• Colin Kaepernick, the former San Francisco 49ers quarterback who chose to kneel during the national anthem in protest of police brutality and racial inequality, is raising money to represent protesters arrested in Minneapolis. Kaepernick announced the Know Your Rights Camp Legal Defense Initiative on his Instagram page on Friday to pay for legal assistance for protesters. Nationwide, close to 5,000 people have been arrested across the country.

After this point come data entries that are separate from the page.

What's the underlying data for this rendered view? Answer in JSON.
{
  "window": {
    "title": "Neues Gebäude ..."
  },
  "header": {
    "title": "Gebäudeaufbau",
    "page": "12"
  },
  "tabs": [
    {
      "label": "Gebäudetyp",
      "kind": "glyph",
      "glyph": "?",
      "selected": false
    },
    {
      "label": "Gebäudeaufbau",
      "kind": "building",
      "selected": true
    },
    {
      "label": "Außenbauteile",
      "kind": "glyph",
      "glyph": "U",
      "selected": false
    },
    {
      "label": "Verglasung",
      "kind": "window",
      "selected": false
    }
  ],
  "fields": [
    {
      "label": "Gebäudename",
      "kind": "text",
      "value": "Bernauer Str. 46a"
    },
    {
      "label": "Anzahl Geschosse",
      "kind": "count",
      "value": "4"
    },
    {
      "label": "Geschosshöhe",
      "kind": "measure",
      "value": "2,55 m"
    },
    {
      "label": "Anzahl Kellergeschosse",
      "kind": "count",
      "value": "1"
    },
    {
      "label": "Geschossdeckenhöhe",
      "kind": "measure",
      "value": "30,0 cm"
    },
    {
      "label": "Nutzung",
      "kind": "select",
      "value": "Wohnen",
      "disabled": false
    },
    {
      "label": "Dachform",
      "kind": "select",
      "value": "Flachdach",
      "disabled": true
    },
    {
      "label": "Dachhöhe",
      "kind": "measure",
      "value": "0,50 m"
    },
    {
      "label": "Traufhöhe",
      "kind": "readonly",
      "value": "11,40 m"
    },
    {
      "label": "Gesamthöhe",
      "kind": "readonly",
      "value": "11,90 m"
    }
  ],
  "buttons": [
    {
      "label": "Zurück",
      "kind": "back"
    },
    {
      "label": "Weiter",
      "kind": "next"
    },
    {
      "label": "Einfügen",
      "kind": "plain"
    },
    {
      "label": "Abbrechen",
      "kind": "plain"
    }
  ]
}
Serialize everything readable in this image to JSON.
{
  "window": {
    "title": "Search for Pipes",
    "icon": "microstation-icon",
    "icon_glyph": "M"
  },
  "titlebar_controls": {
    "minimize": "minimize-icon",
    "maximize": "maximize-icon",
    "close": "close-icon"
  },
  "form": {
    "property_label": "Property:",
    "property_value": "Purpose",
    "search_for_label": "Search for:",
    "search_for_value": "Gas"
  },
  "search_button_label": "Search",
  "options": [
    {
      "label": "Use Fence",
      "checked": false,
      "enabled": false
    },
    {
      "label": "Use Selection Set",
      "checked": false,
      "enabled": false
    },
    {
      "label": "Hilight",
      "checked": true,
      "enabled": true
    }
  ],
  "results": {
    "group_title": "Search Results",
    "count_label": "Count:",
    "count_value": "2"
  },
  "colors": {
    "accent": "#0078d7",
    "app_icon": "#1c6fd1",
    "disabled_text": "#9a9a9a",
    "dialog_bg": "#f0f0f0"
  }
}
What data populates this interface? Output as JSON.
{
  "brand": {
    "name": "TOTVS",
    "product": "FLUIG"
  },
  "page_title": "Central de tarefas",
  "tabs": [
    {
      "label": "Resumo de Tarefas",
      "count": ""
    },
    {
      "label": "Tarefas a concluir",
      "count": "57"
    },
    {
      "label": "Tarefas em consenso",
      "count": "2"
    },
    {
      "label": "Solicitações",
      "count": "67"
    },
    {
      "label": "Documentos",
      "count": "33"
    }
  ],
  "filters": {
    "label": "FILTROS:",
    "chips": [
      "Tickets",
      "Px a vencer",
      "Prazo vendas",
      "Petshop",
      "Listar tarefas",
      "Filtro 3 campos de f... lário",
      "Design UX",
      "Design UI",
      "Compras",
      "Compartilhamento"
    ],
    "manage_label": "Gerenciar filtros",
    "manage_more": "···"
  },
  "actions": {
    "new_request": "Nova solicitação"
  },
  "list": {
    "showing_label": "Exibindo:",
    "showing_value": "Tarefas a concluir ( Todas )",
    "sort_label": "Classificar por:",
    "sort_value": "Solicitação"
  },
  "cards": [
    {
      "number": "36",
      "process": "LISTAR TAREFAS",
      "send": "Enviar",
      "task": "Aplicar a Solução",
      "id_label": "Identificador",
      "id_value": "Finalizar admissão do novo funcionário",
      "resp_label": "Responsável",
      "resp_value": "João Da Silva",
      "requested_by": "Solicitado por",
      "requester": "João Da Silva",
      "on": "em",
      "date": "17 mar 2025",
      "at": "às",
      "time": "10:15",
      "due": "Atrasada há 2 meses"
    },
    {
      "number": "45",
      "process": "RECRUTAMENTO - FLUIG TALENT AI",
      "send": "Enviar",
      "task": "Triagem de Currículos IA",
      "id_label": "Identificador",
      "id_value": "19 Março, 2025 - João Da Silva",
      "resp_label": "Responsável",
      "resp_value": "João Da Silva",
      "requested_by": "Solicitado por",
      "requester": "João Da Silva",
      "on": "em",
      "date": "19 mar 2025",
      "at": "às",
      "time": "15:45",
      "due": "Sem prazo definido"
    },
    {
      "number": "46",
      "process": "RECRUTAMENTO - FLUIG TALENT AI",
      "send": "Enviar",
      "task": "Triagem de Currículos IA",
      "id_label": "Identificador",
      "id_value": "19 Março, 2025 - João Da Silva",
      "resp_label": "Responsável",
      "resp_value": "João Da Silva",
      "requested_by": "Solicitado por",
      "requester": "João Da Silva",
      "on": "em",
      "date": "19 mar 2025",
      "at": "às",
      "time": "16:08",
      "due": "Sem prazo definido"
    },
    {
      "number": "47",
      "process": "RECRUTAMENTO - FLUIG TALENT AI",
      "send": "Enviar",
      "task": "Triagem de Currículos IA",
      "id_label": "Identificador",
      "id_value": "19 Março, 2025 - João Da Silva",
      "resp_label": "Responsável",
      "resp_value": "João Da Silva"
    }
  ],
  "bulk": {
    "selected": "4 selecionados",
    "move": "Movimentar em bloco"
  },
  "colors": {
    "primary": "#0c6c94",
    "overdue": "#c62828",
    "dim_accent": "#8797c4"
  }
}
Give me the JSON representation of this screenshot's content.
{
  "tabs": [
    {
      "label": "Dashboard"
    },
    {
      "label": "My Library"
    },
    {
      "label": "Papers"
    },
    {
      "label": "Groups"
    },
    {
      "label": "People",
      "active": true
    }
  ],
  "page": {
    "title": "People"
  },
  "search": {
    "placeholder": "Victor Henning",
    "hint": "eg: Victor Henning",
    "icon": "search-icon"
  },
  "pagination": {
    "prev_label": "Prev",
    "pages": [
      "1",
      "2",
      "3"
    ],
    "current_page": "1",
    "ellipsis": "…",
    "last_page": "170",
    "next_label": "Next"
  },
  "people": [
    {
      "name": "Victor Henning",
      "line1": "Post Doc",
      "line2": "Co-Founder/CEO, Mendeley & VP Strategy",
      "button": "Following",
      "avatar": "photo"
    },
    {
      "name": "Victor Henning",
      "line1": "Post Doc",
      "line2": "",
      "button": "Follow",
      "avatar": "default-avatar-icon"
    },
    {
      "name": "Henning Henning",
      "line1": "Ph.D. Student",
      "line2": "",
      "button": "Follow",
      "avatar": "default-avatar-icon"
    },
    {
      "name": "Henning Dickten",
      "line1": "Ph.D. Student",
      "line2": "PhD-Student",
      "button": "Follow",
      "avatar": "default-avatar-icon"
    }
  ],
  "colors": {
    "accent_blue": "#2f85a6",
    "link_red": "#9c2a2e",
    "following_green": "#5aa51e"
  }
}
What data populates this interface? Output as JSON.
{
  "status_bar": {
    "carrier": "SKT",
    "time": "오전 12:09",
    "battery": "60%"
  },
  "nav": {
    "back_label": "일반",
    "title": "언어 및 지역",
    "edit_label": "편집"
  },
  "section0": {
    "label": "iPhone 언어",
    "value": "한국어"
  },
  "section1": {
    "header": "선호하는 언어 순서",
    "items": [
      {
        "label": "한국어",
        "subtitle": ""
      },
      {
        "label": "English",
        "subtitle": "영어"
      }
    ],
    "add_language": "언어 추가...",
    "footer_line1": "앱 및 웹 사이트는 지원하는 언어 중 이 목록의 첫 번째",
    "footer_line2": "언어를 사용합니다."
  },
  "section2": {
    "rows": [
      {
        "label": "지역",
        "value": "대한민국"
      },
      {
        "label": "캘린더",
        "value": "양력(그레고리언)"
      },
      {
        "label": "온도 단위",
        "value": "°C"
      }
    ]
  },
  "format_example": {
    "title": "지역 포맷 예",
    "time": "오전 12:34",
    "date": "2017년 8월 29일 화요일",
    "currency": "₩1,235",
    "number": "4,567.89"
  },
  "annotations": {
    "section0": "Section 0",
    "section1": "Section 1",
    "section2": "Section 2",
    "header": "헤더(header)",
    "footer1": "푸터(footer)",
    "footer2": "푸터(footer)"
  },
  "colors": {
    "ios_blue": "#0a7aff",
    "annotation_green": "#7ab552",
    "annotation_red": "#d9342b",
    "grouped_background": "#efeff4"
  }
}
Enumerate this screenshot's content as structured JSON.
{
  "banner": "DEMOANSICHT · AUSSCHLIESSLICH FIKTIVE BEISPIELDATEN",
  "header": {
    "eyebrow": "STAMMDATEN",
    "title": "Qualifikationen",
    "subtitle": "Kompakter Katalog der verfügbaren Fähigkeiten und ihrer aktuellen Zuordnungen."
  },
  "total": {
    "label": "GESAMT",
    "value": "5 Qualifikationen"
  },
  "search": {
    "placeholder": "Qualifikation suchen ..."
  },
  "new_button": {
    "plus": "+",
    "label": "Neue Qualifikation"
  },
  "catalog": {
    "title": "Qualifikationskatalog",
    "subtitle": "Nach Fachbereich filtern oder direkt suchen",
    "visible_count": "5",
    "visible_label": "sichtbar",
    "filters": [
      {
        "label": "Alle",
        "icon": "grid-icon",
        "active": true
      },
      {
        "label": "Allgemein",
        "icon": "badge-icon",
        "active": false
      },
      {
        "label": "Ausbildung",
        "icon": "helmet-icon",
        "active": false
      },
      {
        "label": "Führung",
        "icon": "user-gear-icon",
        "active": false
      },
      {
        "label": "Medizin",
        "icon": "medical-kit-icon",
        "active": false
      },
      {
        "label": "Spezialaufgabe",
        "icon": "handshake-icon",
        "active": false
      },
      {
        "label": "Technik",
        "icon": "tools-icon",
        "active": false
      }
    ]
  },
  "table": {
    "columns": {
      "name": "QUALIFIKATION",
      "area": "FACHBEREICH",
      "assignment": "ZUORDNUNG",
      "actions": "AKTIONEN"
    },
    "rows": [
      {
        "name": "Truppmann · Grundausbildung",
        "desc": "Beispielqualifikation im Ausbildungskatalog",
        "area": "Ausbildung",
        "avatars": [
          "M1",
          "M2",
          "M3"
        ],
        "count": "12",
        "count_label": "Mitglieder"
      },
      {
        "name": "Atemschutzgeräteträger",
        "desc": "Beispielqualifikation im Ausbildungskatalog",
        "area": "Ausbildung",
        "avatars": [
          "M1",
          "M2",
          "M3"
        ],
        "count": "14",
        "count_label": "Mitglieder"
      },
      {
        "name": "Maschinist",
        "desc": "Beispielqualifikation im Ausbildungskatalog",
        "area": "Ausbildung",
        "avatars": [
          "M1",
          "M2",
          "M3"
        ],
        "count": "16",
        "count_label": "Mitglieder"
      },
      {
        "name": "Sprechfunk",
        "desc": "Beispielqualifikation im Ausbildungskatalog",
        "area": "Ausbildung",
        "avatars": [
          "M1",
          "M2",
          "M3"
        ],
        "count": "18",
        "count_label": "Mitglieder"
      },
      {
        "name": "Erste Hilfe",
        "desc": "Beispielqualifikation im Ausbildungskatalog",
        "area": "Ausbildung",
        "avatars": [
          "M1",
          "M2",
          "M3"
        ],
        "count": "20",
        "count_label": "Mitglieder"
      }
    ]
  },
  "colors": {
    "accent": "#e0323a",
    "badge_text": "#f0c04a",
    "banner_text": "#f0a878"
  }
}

Meanwhile, the nonprofit Minnesota Freedom Fund, which is bailing out jailed demonstrators, raised $20 million in the first four days of the protests. The organization said it was no longer actively soliciting donations but instead encouraging people to give to the George Floyd family and other organizations run by Black community members.
• The Hands Up Act, which is an online movement collecting signatures for a petition that would force lawmakers in Washington to consider a measure that would hand down a mandatory 15-year prison sentence for any police officer who shoots an unarmed suspect. In the days since the demonstration started, he has added more than 450,000 signatures to surpass his goal of 1 million. His new goal is 1.5 million signatures.
• About 75 strangers in a Nashville community, most of them White, walked with a Black man who reached out on social media saying he was afraid to walk in his neighborhood alone. And in Louisville, White protesters lined up to form a human shield between Black protesters and local police. In the same city, Black protesters formed a circle around a White officer separated from his unit.
Lornet Turnbull is the former civil liberties editor for YES!, a Seattle-based freelance writer, and a regional freelance writer for The Washington Post. An award-winning enterprise reporter who's worked in media for more than 20 years, Lornet has covered everything from the auto industry and labor unions in Michigan, to real estate and statehouse politics in Ohio, to homelessness in Seattle, to refugee children in the West Bank, and sex workers in Mexico City. She speaks English.